It's been far too long since I have had time to write on the blog, and this extended winter has mostly been a period of long hours working on several new Nine Arches poetry collections, plus time spent on the new and very exciting Wordsmiths & Co series of events that I've incredibly fortunate to work on with Apples & Snakes, Jo Bell and Warwick Arts Centre (as well as a dozens of eye-opening, mind-broadening & very talented poets) not to mention planning further poetry-related things that you will no doubt hear me talking much more about soon.

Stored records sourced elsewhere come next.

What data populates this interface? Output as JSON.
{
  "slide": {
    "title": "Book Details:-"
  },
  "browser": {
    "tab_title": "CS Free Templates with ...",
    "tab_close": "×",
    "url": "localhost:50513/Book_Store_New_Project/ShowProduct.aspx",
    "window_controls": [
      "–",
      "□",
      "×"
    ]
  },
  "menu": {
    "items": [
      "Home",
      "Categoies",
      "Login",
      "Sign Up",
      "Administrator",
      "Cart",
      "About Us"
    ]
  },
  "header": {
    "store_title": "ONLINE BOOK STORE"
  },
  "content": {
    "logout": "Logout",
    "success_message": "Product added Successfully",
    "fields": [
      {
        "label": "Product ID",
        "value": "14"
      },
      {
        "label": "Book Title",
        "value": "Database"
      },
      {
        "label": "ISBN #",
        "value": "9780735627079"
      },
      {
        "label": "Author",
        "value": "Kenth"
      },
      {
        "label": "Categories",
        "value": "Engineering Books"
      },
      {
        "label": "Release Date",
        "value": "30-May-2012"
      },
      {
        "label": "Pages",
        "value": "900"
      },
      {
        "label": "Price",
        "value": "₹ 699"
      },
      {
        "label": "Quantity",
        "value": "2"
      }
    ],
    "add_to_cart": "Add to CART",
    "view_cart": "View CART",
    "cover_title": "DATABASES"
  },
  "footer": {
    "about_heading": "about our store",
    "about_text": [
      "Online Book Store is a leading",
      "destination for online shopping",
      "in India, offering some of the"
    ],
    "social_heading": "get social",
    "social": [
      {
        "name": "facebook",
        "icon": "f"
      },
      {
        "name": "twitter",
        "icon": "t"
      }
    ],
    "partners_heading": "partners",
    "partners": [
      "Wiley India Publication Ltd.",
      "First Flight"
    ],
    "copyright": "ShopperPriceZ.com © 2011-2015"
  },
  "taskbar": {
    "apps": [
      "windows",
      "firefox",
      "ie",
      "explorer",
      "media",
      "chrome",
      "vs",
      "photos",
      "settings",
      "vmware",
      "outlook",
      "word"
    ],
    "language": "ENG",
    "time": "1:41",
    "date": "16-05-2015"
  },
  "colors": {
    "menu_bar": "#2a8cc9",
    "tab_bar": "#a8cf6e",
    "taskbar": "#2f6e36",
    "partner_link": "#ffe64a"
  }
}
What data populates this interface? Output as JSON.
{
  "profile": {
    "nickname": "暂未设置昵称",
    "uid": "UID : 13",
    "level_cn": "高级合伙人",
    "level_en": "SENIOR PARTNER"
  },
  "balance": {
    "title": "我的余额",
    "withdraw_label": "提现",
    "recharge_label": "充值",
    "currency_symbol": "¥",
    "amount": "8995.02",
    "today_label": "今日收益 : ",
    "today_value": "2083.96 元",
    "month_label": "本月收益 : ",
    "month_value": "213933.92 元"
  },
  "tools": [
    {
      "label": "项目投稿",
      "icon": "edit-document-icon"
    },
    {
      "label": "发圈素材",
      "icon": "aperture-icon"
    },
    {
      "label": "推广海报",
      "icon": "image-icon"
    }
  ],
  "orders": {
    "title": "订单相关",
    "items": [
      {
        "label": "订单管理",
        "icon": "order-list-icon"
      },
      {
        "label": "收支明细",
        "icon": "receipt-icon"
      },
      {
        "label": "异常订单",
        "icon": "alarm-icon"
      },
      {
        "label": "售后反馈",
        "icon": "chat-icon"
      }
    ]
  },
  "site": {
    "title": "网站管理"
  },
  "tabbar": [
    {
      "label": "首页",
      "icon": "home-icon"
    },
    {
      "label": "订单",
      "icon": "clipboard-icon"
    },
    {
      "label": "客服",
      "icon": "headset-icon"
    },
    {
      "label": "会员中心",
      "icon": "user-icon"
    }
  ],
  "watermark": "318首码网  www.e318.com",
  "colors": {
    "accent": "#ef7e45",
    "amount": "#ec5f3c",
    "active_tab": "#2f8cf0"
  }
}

Nine Arches has also recently joined Inpress, which is fantastic news;  becoming a member feels like a really important milestone for the press and I am very proud to be in the excellent company of fellow publishers such as Penned in the Margins, Cinnamon, CB Editions, Seren, Arc, Five Leaves and many others. This also means you, book-lovers, now benefit from free postage on all your poetry-goodies via the Inpress Nine Arches online store, which you can find just here. 




As today sees some of the only sustained bouts of Midlands sunshine we've experienced in some time, it seems an apt opportunity to also blow away the cobwebs and dust down the Nine Arches blog for the year ahead.

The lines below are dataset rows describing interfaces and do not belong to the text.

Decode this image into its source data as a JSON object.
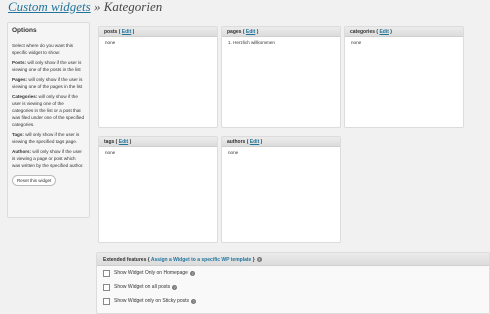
{
  "header": {
    "title_link": "Custom widgets",
    "title_rest": " » Kategorien"
  },
  "sidebar": {
    "title": "Options",
    "intro": "Select where do you want this specific widget to show:",
    "items": [
      {
        "label": "Posts:",
        "text": " will only show if the user is viewing one of the posts in the list"
      },
      {
        "label": "Pages:",
        "text": " will only show if the user is viewing one of the pages in the list"
      },
      {
        "label": "Categories:",
        "text": " will only show if the user is viewing one of the categories in the list or a post that was filed under one of the specified categories."
      },
      {
        "label": "Tags:",
        "text": " will only show if the user is viewing the specified tags page."
      },
      {
        "label": "Authors:",
        "text": " will only show if the user is viewing a page or post which was written by the specified author."
      }
    ],
    "reset_label": "Reset this widget"
  },
  "panels": {
    "posts": {
      "name": "posts",
      "open": " ( ",
      "edit": "Edit",
      "close": " )",
      "content": "none"
    },
    "pages": {
      "name": "pages",
      "open": " ( ",
      "edit": "Edit",
      "close": " )",
      "content": "1. Herzlich willkommen"
    },
    "categories": {
      "name": "categories",
      "open": " ( ",
      "edit": "Edit",
      "close": " )",
      "content": "none"
    },
    "tags": {
      "name": "tags",
      "open": " ( ",
      "edit": "Edit",
      "close": " )",
      "content": "none"
    },
    "authors": {
      "name": "authors",
      "open": " ( ",
      "edit": "Edit",
      "close": " )",
      "content": "none"
    }
  },
  "extended": {
    "title_pre": "Extended features { ",
    "title_link": "Assign a Widget to a specific WP template",
    "title_post": " }",
    "help_glyph": "?",
    "options": [
      "Show Widget Only on Homepage",
      "Show Widget on all posts",
      "Show Widget only on Sticky posts"
    ]
  },
  "colors": {
    "link": "#21759b",
    "background": "#f1f1f1"
  }
}
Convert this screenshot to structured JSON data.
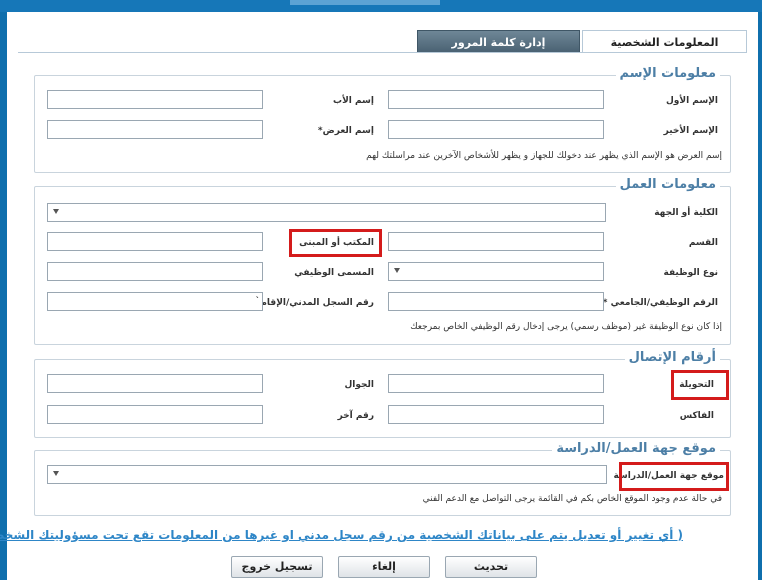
{
  "tabs": {
    "personal_info": "المعلومات الشخصية",
    "password_management": "إدارة كلمة المرور"
  },
  "name_section": {
    "legend": "معلومات الإسم",
    "first_name_label": "الإسم الأول",
    "father_name_label": "إسم الأب",
    "last_name_label": "الإسم الأخير",
    "display_name_label": "إسم العرض*",
    "note": "إسم العرض هو الإسم الذي يظهر عند دخولك للجهاز و يظهر للأشخاص الآخرين عند مراسلتك لهم"
  },
  "work_section": {
    "legend": "معلومات العمل",
    "college_label": "الكلية أو الجهة",
    "department_label": "القسم",
    "office_label": "المكتب أو المبنى",
    "job_type_label": "نوع الوظيفة",
    "job_title_label": "المسمى الوظيفي",
    "employee_id_label": "الرقم الوظيفي/الجامعي *",
    "civil_id_label": "رقم السجل المدني/الإقامة",
    "civil_id_value": "`",
    "note": "إذا كان نوع الوظيفة غير (موظف رسمي) يرجى إدخال رقم الوظيفي الخاص بمرجعك"
  },
  "contact_section": {
    "legend": "أرقام الإتصال",
    "extension_label": "التحويلة",
    "mobile_label": "الجوال",
    "fax_label": "الفاكس",
    "other_label": "رقم آخر"
  },
  "location_section": {
    "legend": "موقع جهة العمل/الدراسة",
    "location_label": "موقع جهة العمل/الدراسة",
    "note": "في حالة عدم وجود الموقع الخاص بكم في القائمة يرجى التواصل مع الدعم الفني"
  },
  "disclaimer": "( أي تغيير أو تعديل يتم على بياناتك الشخصية من رقم سجل مدني او غيرها من المعلومات تقع تحت مسؤوليتك الشخصية )",
  "buttons": {
    "update": "تحديث",
    "cancel": "إلغاء",
    "logout": "تسجيل خروج"
  },
  "colors": {
    "frame": "#0f6fad",
    "legend": "#4d7fa6",
    "highlight": "#d41b1b",
    "disclaimer": "#2e86c7"
  }
}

I will be bringing news very shortly of our new collections, and of some of the events and festivals we are involved in over the coming months. For now, though, some news on something happening very soon that you shouldn't miss if you're in the vicinity of North Warwickshire next week:

It's lovely to have been invited to be a part of John Donne Day in Polesworth next Tuesday 2nd April 2013. This afternoon and evening event will celebrate the 400th Anniversary of Donne's Poem - 'Good Friday 1613 Riding Westwards'.

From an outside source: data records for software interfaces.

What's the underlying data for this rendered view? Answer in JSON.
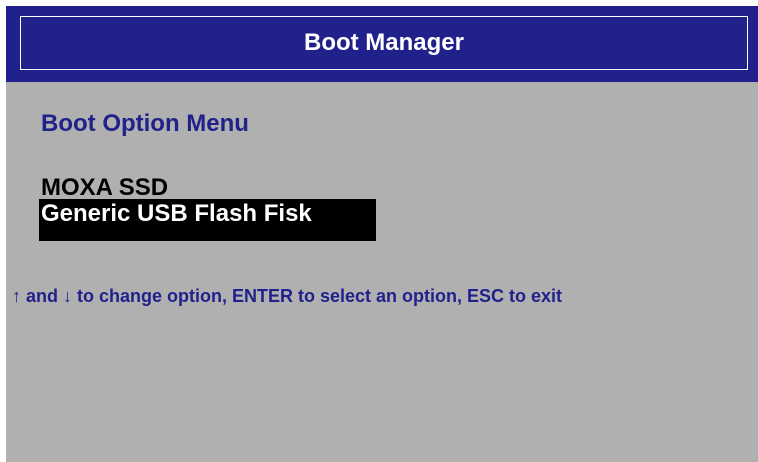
{
  "header": {
    "title": "Boot Manager"
  },
  "menu": {
    "title": "Boot Option Menu",
    "options": [
      {
        "label": "MOXA SSD",
        "selected": false
      },
      {
        "label": "Generic USB Flash Fisk",
        "selected": true
      }
    ]
  },
  "help": {
    "text": "↑ and ↓ to change option, ENTER to select an option, ESC to exit"
  },
  "colors": {
    "header_background": "#21218c",
    "screen_background": "#b0b0b0",
    "heading_text": "#21218c",
    "selection_background": "#000000",
    "selection_text": "#ffffff"
  }
}
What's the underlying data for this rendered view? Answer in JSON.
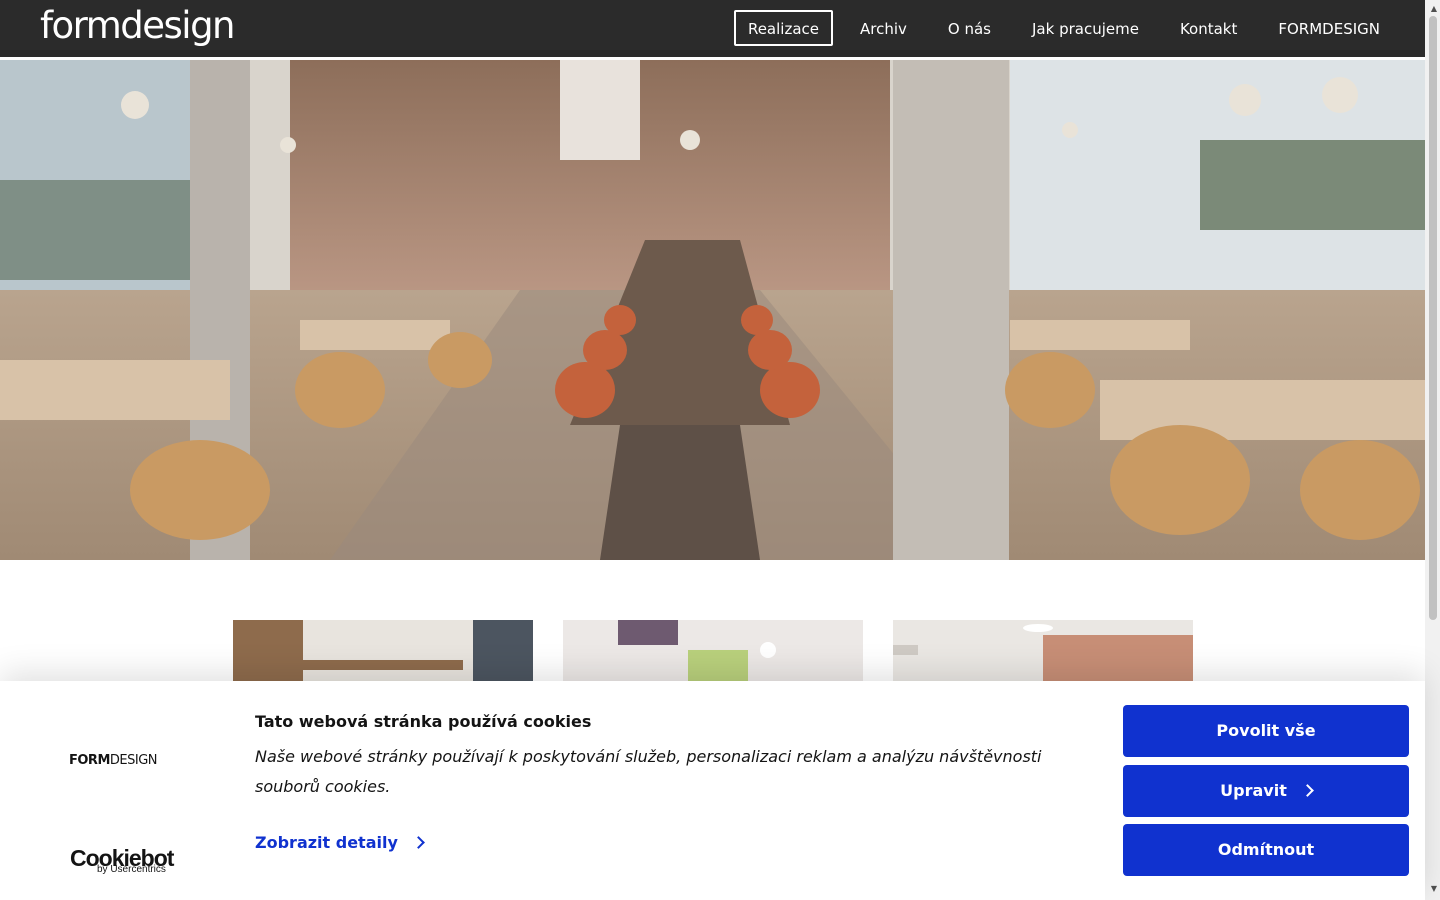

The event takes place at Abbey Church, Polesworth Abbey, (High Street, Polesworth, Warwickshire, B78 1DU) which is a really beautiful and fitting venue for these celebrations.

Workshops, talks, walks, discussions from 2pm. Gala performance of poetry of John Donne and newly commissioned work from 7pm.

Full programme: 
John Donne Day 2013, Tuesday 2 April, 2013, The Abbey Church, Polesworth, Warwickshire. A Made in the Midlands afternoon/evening of talks, walks, readings and performances.

2pm – 2.45pm. Reading ‘Riding Westward’: a seminar on John Donne’s poem, ‘Good-Friday, 1613, Riding Westward’ and related poems - Dr Anthony Mellors, Reader in Poetry and Poetics, Birmingham City University
3pm – 4.15pm. Writing in Response: a poetry writing workshop in response to John Donne’s poems and Polesworth Abbey Church – Dr Gregory Leadbetter, Director, Institute of Creative and Critical Writing, Birmingham City University
3pm – 4.15pm. In the Footsteps of Poets: a walking tour of Polesworth Poets’ Trail – Malcolm Dewhirst, writer and developer
3pm – 4.15pm. Reading On: Some Poems to Read in Response to John Donne - Dr Anthony Howe, Senior Lecturer, Birmingham City University
5pm – 5.45pm. Reflections on John Donne and his poetry: a chance to share personal views on his work
5.45pm – 7pm. Break: food will be available in Polesworth and nearby villages
7pm – 8.30pm. Riding Westward: A Gala Performance of Poems by John Donne, read by Dr Derek Littlewood and newly commissioned poems from Jane Commane, Malcolm Dewhirst, Jacqui Rowe and Greg Leadbetter

Entry: £9 afternoon & evening. £5 just afternoon or evening.

Find out more by following the twitter feed @johndonneday

Hope to see you there!

Here's to springtime.